Foreign investors invest in the United States because we have an open and welcoming investment climate. The United States has experienced the fastest acceleration of productivity growth among major industrialized countries, enjoys an unparalleled higher education system, benefits from world-class infrastructure, and has the strongest intellectual property rights protections globally. Among others, these factors put the U.S. economy in a position to innovate and quickly take advantage of the rapid advancement in information technology and other new technologies. We believe that international investors in the United States enjoy the best risk-adjusted return on investment globally.

Q: Is the United States becoming more closed to foreign investment?

No. President Obama has been clear with regard to U.S. openness to investment, particularly during this period of global economic upheaval. The activities of Invest in America support this long-standing commitment, as the primary U.S. Government mechanism to coordinate inward investment promotion.

Q: Is there a connection between foreign direct investment (FDI) and exports?

FDI and trade are very closely related. In fact, many foreign firms with operations in the United States have invested to service our domestic market, but also to use our nation as an export platform. Not only does FDI augment the amount of American exports, it also increases employment. FDI has a multiplier effect of creating additional jobs beyond the workers employed directly by the foreign company. FDI increases exports, creates employment and helps grow the American economy.

Q: How do I import products into the United States?

Q: How can I learn about foreign product standards?

Q: How can I learn about import or export licensing?

Please contact the Bureau of Industry and Security and/or U.S. Customs and Border Protection (importing, exporting).

Q: Where can I ask an expert?

The Export Institute has an frequently asked questions and answers about exporting. You can also ask an expert your exporting question.
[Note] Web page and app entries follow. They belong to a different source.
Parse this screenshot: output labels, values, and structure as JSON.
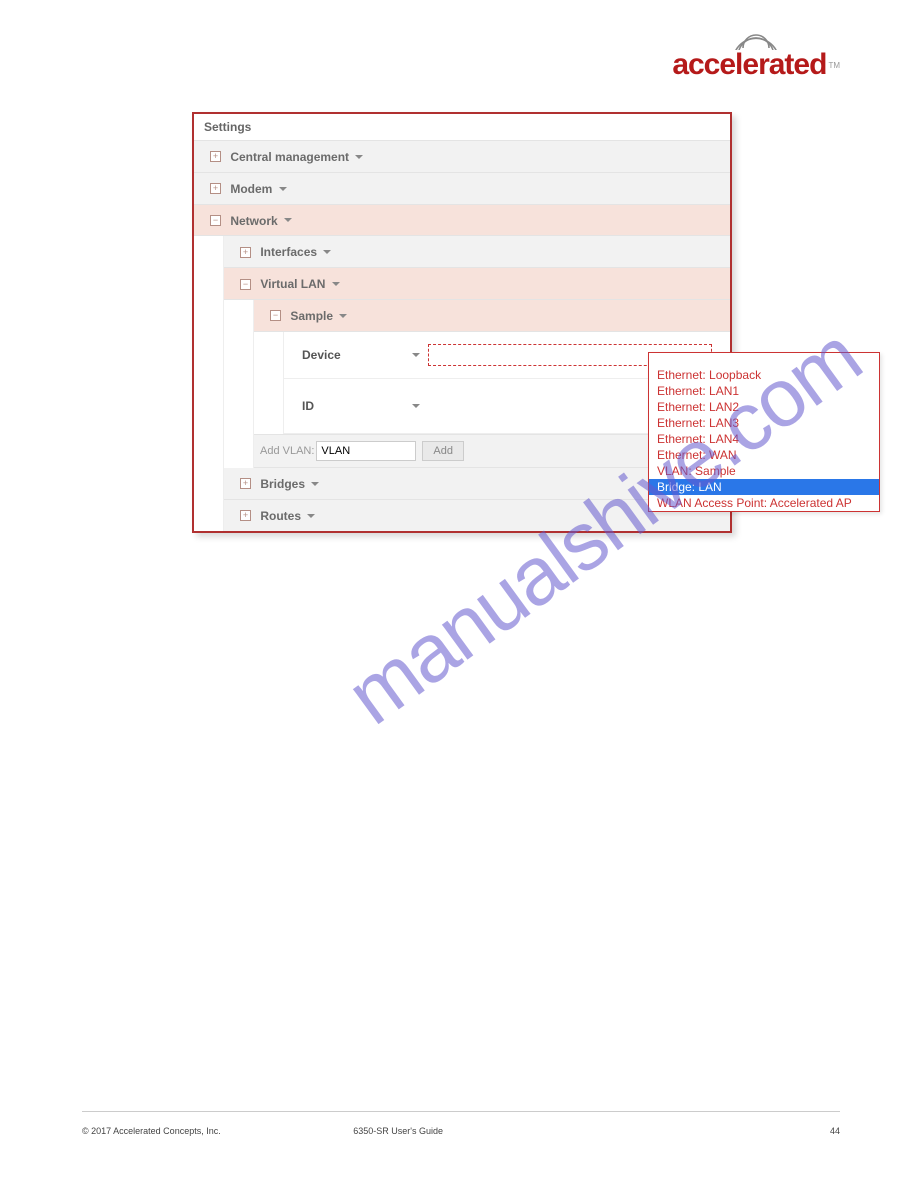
{
  "logo": {
    "text": "accelerated",
    "tm": "TM"
  },
  "panel": {
    "title": "Settings"
  },
  "rows": {
    "central": {
      "label": "Central management",
      "icon": "+"
    },
    "modem": {
      "label": "Modem",
      "icon": "+"
    },
    "network": {
      "label": "Network",
      "icon": "−"
    },
    "interfaces": {
      "label": "Interfaces",
      "icon": "+"
    },
    "vlan": {
      "label": "Virtual LAN",
      "icon": "−"
    },
    "sample": {
      "label": "Sample",
      "icon": "−"
    },
    "bridges": {
      "label": "Bridges",
      "icon": "+"
    },
    "routes": {
      "label": "Routes",
      "icon": "+"
    }
  },
  "fields": {
    "device": "Device",
    "id": "ID"
  },
  "add": {
    "label": "Add VLAN:",
    "value": "VLAN",
    "button": "Add"
  },
  "dropdown": {
    "options": [
      "Ethernet: Loopback",
      "Ethernet: LAN1",
      "Ethernet: LAN2",
      "Ethernet: LAN3",
      "Ethernet: LAN4",
      "Ethernet: WAN",
      "VLAN: Sample",
      "Bridge: LAN",
      "WLAN Access Point: Accelerated AP"
    ],
    "selected_index": 7
  },
  "watermark": "manualshive.com",
  "footer": {
    "copyright": "© 2017 Accelerated Concepts, Inc.",
    "model": "6350-SR User's Guide",
    "page": "44"
  }
}
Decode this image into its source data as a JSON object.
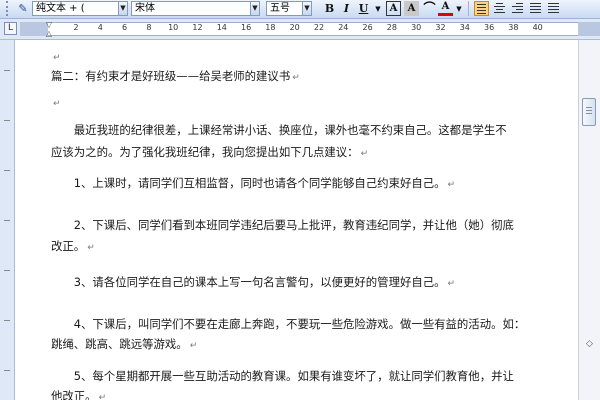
{
  "toolbar": {
    "style_value": "纯文本 + (",
    "font_value": "宋体",
    "size_value": "五号",
    "bold_label": "B",
    "italic_label": "I",
    "underline_label": "U",
    "charbox_label": "A",
    "charshade_label": "A",
    "font_color_label": "A"
  },
  "ruler": {
    "corner_label": "L",
    "numbers": [
      "2",
      "4",
      "6",
      "8",
      "10",
      "12",
      "14",
      "16",
      "18",
      "20",
      "22",
      "24",
      "26",
      "28",
      "30",
      "32",
      "34",
      "36",
      "38",
      "40"
    ]
  },
  "document": {
    "paragraph_mark": "↵",
    "lines": [
      "",
      "篇二：有约束才是好班级——给吴老师的建议书",
      "",
      "　　最近我班的纪律很差，上课经常讲小话、换座位，课外也毫不约束自己。这都是学生不",
      "应该为之的。为了强化我班纪律，我向您提出如下几点建议：",
      "　　1、上课时，请同学们互相监督，同时也请各个同学能够自己约束好自己。",
      "　　2、下课后、同学们看到本班同学违纪后要马上批评，教育违纪同学，并让他（她）彻底",
      "改正。",
      "　　3、请各位同学在自己的课本上写一句名言警句，以便更好的管理好自己。",
      "　　4、下课后，叫同学们不要在走廊上奔跑，不要玩一些危险游戏。做一些有益的活动。如：",
      "跳绳、跳高、跳远等游戏。",
      "　　5、每个星期都开展一些互助活动的教育课。如果有谁变坏了，就让同学们教育他，并让",
      "他改正。"
    ]
  }
}
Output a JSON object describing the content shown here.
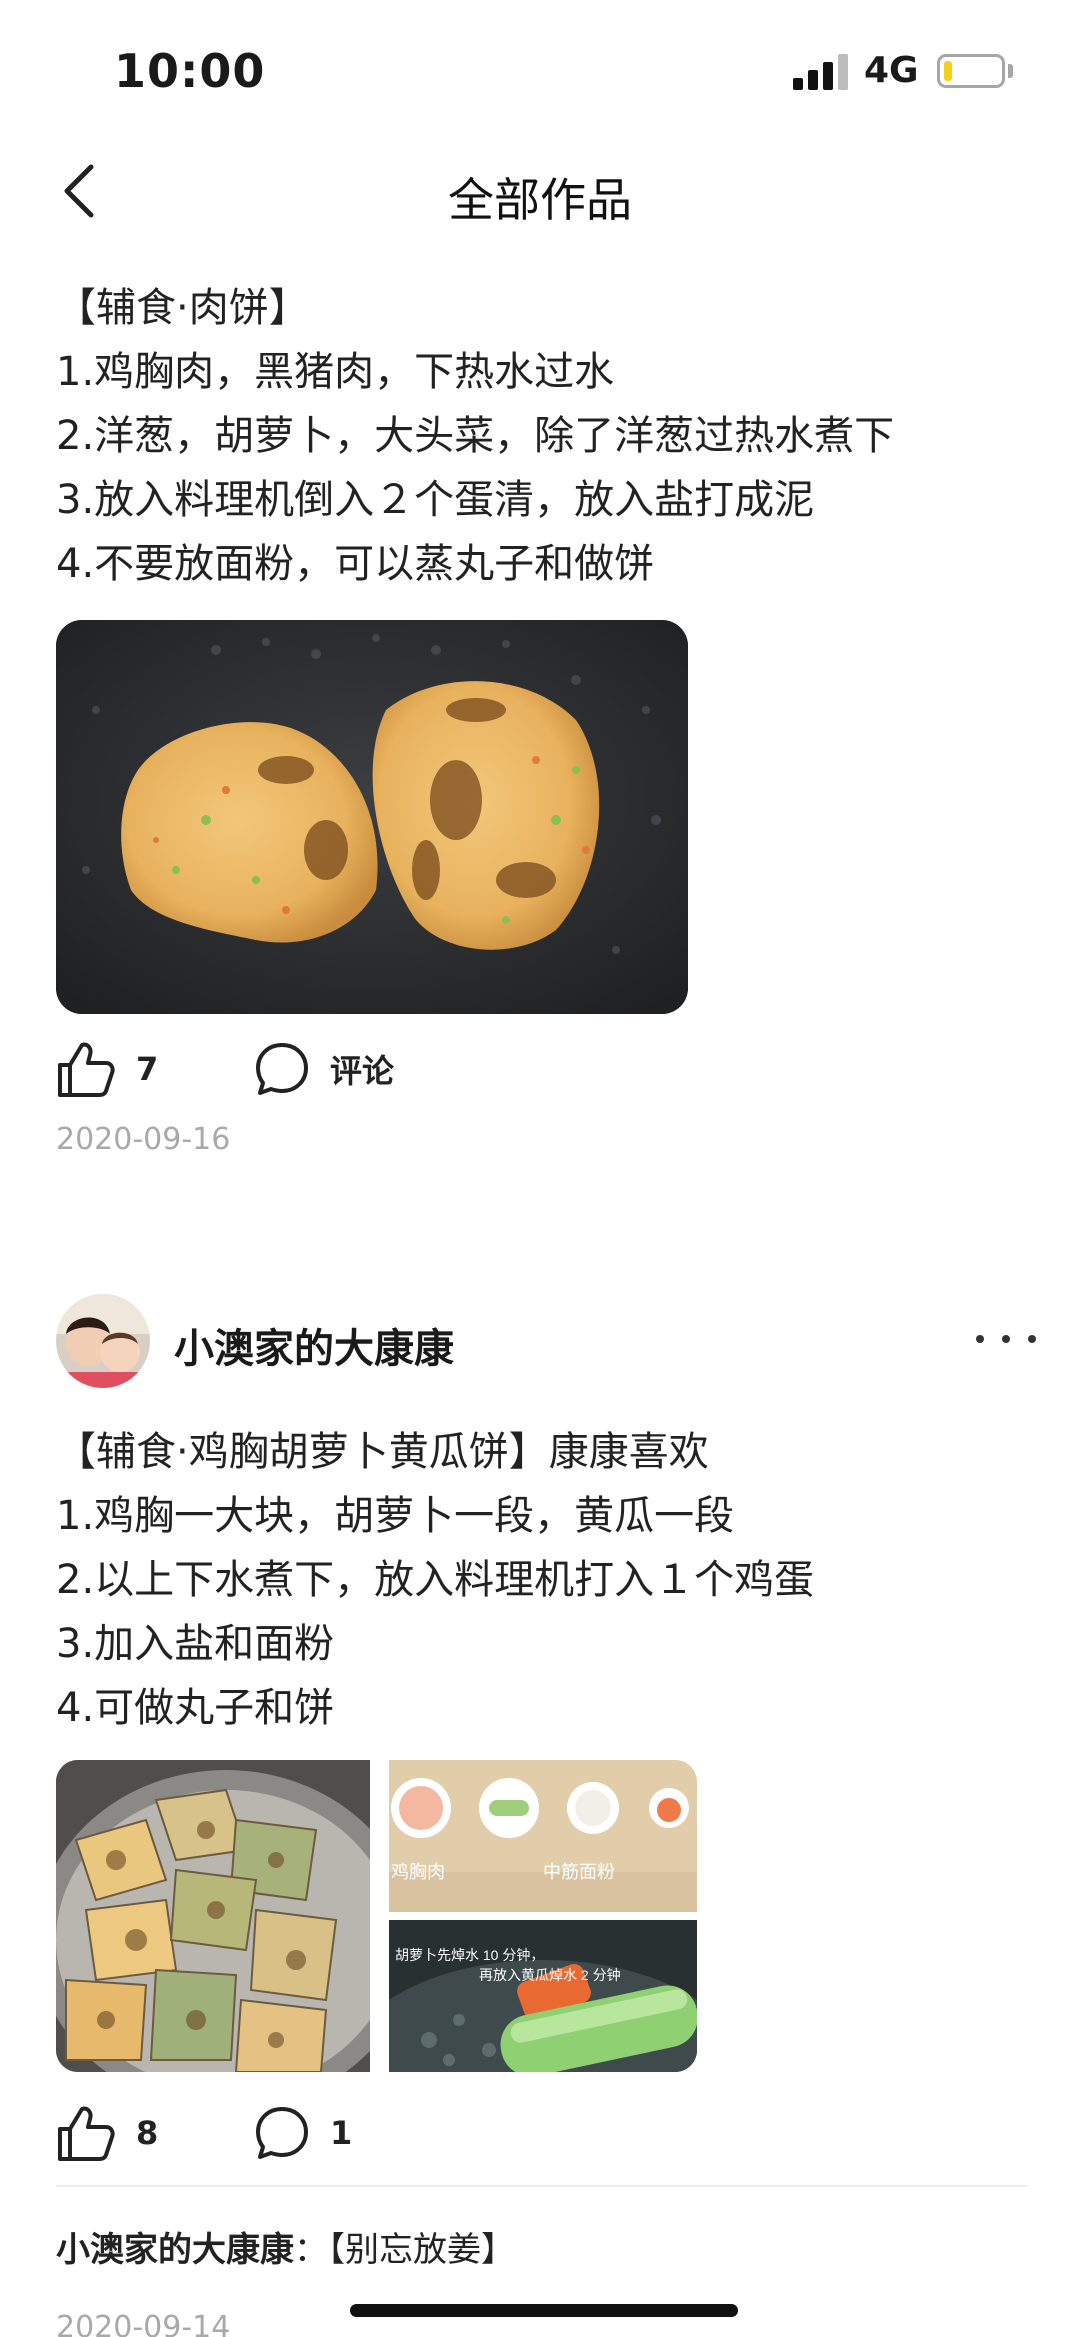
{
  "status_bar": {
    "time": "10:00",
    "network": "4G",
    "battery_level": 0.15
  },
  "nav": {
    "title": "全部作品"
  },
  "post1": {
    "lines": [
      "【辅食·肉饼】",
      "1.鸡胸肉，黑猪肉，下热水过水",
      "2.洋葱，胡萝卜，大头菜，除了洋葱过热水煮下",
      "3.放入料理机倒入２个蛋清，放入盐打成泥",
      "4.不要放面粉，可以蒸丸子和做饼"
    ],
    "likes": "7",
    "comment_label": "评论",
    "date": "2020-09-16"
  },
  "post2": {
    "author": "小澳家的大康康",
    "lines": [
      "【辅食·鸡胸胡萝卜黄瓜饼】康康喜欢",
      "1.鸡胸一大块，胡萝卜一段，黄瓜一段",
      "2.以上下水煮下，放入料理机打入１个鸡蛋",
      "3.加入盐和面粉",
      "4.可做丸子和饼"
    ],
    "photo_captions": {
      "left": "鸡胸肉",
      "right": "中筋面粉",
      "boil": "胡萝卜先焯水 10 分钟，",
      "boil2": "再放入黄瓜焯水 2 分钟"
    },
    "likes": "8",
    "comments": "1",
    "comment_author": "小澳家的大康康",
    "comment_text": "【别忘放姜】",
    "date": "2020-09-14"
  },
  "colors": {
    "accent": "#222222",
    "muted": "#a9a9a9",
    "battery": "#f5cf1c"
  }
}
  Quick Contact

For general information on the Export Resource Service, please contact:

Debbie Miller
Certified Export Manager